TASK GOAL: Reproduce the data exactly. Omit no record.

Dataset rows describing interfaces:
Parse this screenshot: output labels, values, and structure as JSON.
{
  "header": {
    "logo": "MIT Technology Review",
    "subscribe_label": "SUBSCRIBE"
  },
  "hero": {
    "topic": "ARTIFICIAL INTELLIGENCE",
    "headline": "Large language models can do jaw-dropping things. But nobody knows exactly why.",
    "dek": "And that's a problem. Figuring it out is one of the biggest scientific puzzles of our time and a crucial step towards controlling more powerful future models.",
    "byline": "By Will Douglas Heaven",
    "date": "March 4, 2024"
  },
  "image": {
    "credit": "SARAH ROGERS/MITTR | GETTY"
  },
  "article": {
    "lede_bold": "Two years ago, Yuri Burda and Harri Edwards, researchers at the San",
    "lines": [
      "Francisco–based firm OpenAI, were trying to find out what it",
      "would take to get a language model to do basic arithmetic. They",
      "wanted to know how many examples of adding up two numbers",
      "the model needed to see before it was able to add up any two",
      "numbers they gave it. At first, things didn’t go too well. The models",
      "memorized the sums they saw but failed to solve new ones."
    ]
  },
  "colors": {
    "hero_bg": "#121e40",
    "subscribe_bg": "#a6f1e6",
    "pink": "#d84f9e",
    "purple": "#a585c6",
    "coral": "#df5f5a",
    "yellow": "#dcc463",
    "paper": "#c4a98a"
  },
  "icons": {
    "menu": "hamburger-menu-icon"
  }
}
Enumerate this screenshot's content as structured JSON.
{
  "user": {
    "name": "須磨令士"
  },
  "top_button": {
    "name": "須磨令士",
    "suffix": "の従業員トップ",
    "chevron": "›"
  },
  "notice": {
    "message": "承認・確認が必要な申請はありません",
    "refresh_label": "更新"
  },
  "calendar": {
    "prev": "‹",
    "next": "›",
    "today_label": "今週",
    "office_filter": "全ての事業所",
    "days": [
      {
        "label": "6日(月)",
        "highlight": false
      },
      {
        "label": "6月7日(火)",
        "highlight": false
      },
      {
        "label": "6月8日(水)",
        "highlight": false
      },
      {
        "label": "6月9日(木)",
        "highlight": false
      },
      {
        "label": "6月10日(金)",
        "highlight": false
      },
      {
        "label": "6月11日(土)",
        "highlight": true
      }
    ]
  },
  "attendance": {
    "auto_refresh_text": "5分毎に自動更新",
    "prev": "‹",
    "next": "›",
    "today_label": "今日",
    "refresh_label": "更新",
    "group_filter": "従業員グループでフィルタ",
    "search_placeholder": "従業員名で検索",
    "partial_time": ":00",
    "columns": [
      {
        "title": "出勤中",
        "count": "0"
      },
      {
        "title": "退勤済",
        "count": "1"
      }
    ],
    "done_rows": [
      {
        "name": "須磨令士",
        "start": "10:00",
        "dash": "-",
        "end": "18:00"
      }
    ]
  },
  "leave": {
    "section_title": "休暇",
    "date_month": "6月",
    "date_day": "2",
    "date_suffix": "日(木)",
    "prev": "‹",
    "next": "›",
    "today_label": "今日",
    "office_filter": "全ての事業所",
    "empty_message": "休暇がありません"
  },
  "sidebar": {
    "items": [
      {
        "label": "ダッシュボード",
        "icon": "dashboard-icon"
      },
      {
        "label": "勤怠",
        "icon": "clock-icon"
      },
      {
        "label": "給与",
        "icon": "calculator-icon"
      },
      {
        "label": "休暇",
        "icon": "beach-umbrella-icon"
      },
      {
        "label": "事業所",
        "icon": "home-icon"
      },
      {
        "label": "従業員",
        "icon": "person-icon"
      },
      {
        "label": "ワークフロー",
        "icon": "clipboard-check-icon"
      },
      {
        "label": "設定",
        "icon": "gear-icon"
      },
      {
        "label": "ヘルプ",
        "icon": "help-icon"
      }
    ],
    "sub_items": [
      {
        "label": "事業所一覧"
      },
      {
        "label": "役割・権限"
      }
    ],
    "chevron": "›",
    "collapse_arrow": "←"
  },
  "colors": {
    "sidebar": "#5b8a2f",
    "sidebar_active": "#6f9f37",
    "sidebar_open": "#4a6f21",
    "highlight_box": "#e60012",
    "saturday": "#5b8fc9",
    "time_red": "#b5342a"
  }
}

TASK OUTPUT:
Parse this screenshot: output labels, values, and structure as JSON.
{
  "header": {
    "logo": "MIT Technology Review",
    "subscribe_label": "SUBSCRIBE"
  },
  "hero": {
    "topic": "ARTIFICIAL INTELLIGENCE",
    "headline": "Large language models can do jaw-dropping things. But nobody knows exactly why.",
    "dek": "And that's a problem. Figuring it out is one of the biggest scientific puzzles of our time and a crucial step towards controlling more powerful future models.",
    "byline": "By Will Douglas Heaven",
    "date": "March 4, 2024"
  },
  "image": {
    "credit": "SARAH ROGERS/MITTR | GETTY"
  },
  "article": {
    "lede_bold": "Two years ago, Yuri Burda and Harri Edwards, researchers at the San",
    "lines": [
      "Francisco–based firm OpenAI, were trying to find out what it",
      "would take to get a language model to do basic arithmetic. They",
      "wanted to know how many examples of adding up two numbers",
      "the model needed to see before it was able to add up any two",
      "numbers they gave it. At first, things didn’t go too well. The models",
      "memorized the sums they saw but failed to solve new ones."
    ]
  },
  "colors": {
    "hero_bg": "#121e40",
    "subscribe_bg": "#a6f1e6",
    "pink": "#d84f9e",
    "purple": "#a585c6",
    "coral": "#df5f5a",
    "yellow": "#dcc463",
    "paper": "#c4a98a"
  },
  "icons": {
    "menu": "hamburger-menu-icon"
  }
}
Enumerate this screenshot's content as structured JSON.
{
  "user": {
    "name": "須磨令士"
  },
  "top_button": {
    "name": "須磨令士",
    "suffix": "の従業員トップ",
    "chevron": "›"
  },
  "notice": {
    "message": "承認・確認が必要な申請はありません",
    "refresh_label": "更新"
  },
  "calendar": {
    "prev": "‹",
    "next": "›",
    "today_label": "今週",
    "office_filter": "全ての事業所",
    "days": [
      {
        "label": "6日(月)",
        "highlight": false
      },
      {
        "label": "6月7日(火)",
        "highlight": false
      },
      {
        "label": "6月8日(水)",
        "highlight": false
      },
      {
        "label": "6月9日(木)",
        "highlight": false
      },
      {
        "label": "6月10日(金)",
        "highlight": false
      },
      {
        "label": "6月11日(土)",
        "highlight": true
      }
    ]
  },
  "attendance": {
    "auto_refresh_text": "5分毎に自動更新",
    "prev": "‹",
    "next": "›",
    "today_label": "今日",
    "refresh_label": "更新",
    "group_filter": "従業員グループでフィルタ",
    "search_placeholder": "従業員名で検索",
    "partial_time": ":00",
    "columns": [
      {
        "title": "出勤中",
        "count": "0"
      },
      {
        "title": "退勤済",
        "count": "1"
      }
    ],
    "done_rows": [
      {
        "name": "須磨令士",
        "start": "10:00",
        "dash": "-",
        "end": "18:00"
      }
    ]
  },
  "leave": {
    "section_title": "休暇",
    "date_month": "6月",
    "date_day": "2",
    "date_suffix": "日(木)",
    "prev": "‹",
    "next": "›",
    "today_label": "今日",
    "office_filter": "全ての事業所",
    "empty_message": "休暇がありません"
  },
  "sidebar": {
    "items": [
      {
        "label": "ダッシュボード",
        "icon": "dashboard-icon"
      },
      {
        "label": "勤怠",
        "icon": "clock-icon"
      },
      {
        "label": "給与",
        "icon": "calculator-icon"
      },
      {
        "label": "休暇",
        "icon": "beach-umbrella-icon"
      },
      {
        "label": "事業所",
        "icon": "home-icon"
      },
      {
        "label": "従業員",
        "icon": "person-icon"
      },
      {
        "label": "ワークフロー",
        "icon": "clipboard-check-icon"
      },
      {
        "label": "設定",
        "icon": "gear-icon"
      },
      {
        "label": "ヘルプ",
        "icon": "help-icon"
      }
    ],
    "sub_items": [
      {
        "label": "事業所一覧"
      },
      {
        "label": "役割・権限"
      }
    ],
    "chevron": "›",
    "collapse_arrow": "←"
  },
  "colors": {
    "sidebar": "#5b8a2f",
    "sidebar_active": "#6f9f37",
    "sidebar_open": "#4a6f21",
    "highlight_box": "#e60012",
    "saturday": "#5b8fc9",
    "time_red": "#b5342a"
  }
}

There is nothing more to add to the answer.